# [Task objective]
Output each record verbatim, with pictures left out.

Source records: Begin

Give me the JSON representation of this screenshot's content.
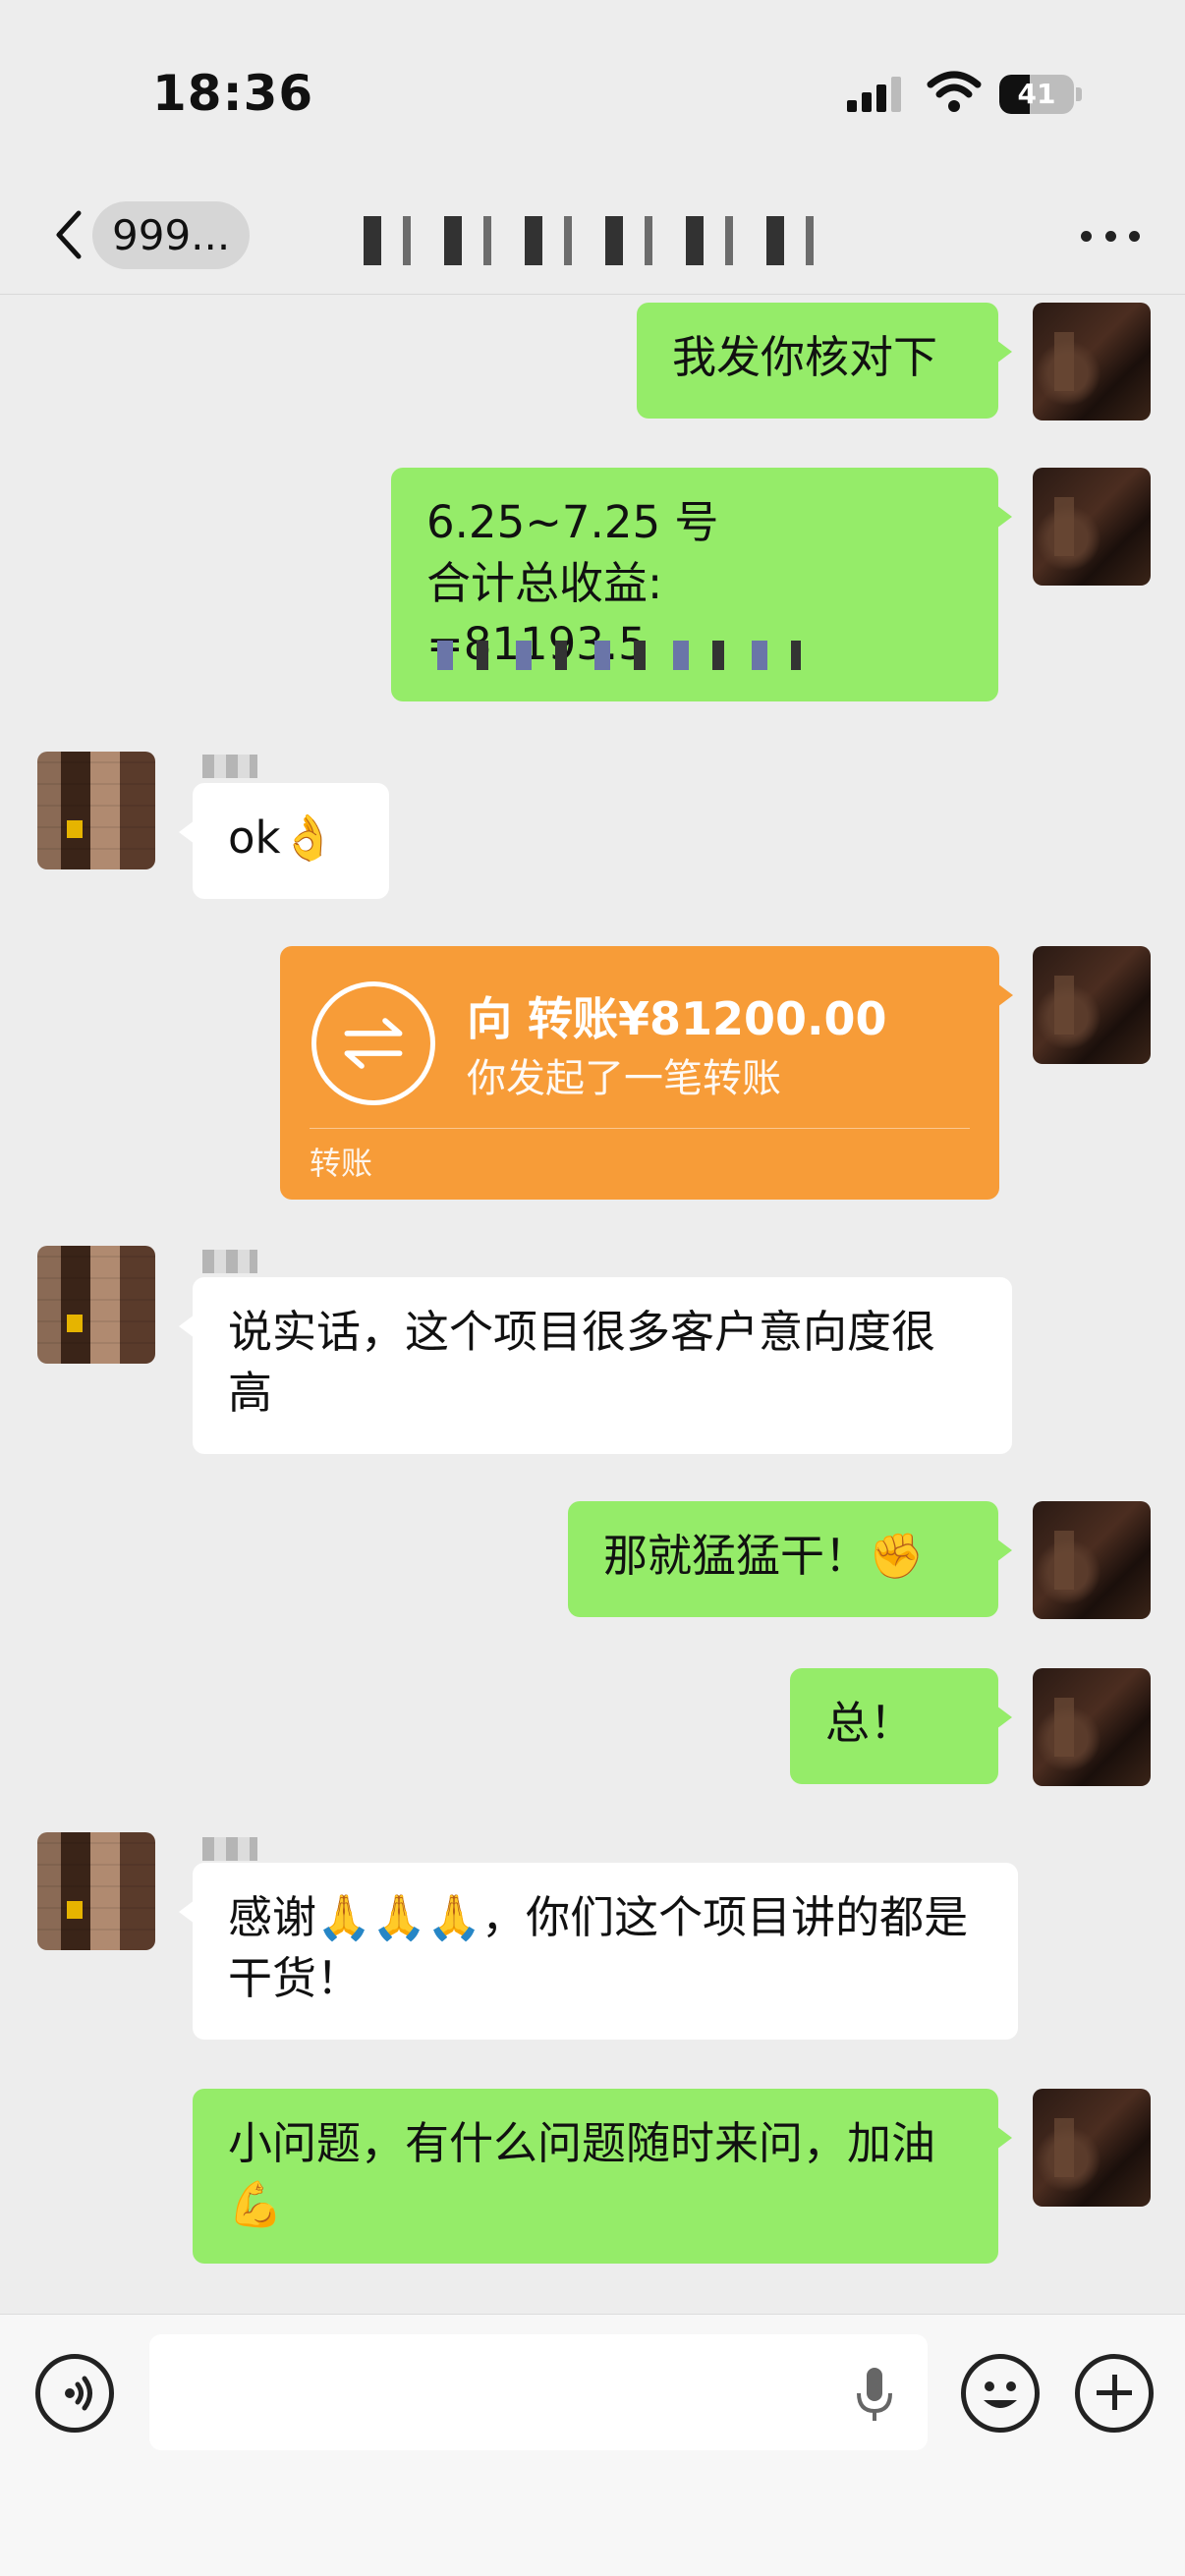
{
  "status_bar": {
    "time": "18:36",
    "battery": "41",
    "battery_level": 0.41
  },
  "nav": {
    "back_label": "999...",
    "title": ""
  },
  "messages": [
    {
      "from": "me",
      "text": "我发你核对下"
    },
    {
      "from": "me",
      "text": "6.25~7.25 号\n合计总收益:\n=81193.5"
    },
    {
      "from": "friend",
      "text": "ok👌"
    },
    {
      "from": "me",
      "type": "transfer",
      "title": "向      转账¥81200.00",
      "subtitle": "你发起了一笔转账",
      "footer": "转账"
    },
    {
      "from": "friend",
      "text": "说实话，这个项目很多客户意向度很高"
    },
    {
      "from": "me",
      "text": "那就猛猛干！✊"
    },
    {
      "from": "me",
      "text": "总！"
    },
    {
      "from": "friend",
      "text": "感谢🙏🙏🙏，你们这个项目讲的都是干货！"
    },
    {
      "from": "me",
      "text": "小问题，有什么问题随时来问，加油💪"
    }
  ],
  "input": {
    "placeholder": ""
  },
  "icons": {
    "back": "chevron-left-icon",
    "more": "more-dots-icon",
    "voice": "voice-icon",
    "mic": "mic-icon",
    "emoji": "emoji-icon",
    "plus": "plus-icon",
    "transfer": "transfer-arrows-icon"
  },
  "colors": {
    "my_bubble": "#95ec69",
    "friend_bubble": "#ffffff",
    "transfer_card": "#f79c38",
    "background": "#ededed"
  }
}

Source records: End

# [Answer to the problem]
Give me the JSON representation of this screenshot's content.
{
  "status_bar": {
    "time": "18:36",
    "battery": "41",
    "battery_level": 0.41
  },
  "nav": {
    "back_label": "999...",
    "title": ""
  },
  "messages": [
    {
      "from": "me",
      "text": "我发你核对下"
    },
    {
      "from": "me",
      "text": "6.25~7.25 号\n合计总收益:\n=81193.5"
    },
    {
      "from": "friend",
      "text": "ok👌"
    },
    {
      "from": "me",
      "type": "transfer",
      "title": "向      转账¥81200.00",
      "subtitle": "你发起了一笔转账",
      "footer": "转账"
    },
    {
      "from": "friend",
      "text": "说实话，这个项目很多客户意向度很高"
    },
    {
      "from": "me",
      "text": "那就猛猛干！✊"
    },
    {
      "from": "me",
      "text": "总！"
    },
    {
      "from": "friend",
      "text": "感谢🙏🙏🙏，你们这个项目讲的都是干货！"
    },
    {
      "from": "me",
      "text": "小问题，有什么问题随时来问，加油💪"
    }
  ],
  "input": {
    "placeholder": ""
  },
  "icons": {
    "back": "chevron-left-icon",
    "more": "more-dots-icon",
    "voice": "voice-icon",
    "mic": "mic-icon",
    "emoji": "emoji-icon",
    "plus": "plus-icon",
    "transfer": "transfer-arrows-icon"
  },
  "colors": {
    "my_bubble": "#95ec69",
    "friend_bubble": "#ffffff",
    "transfer_card": "#f79c38",
    "background": "#ededed"
  }
}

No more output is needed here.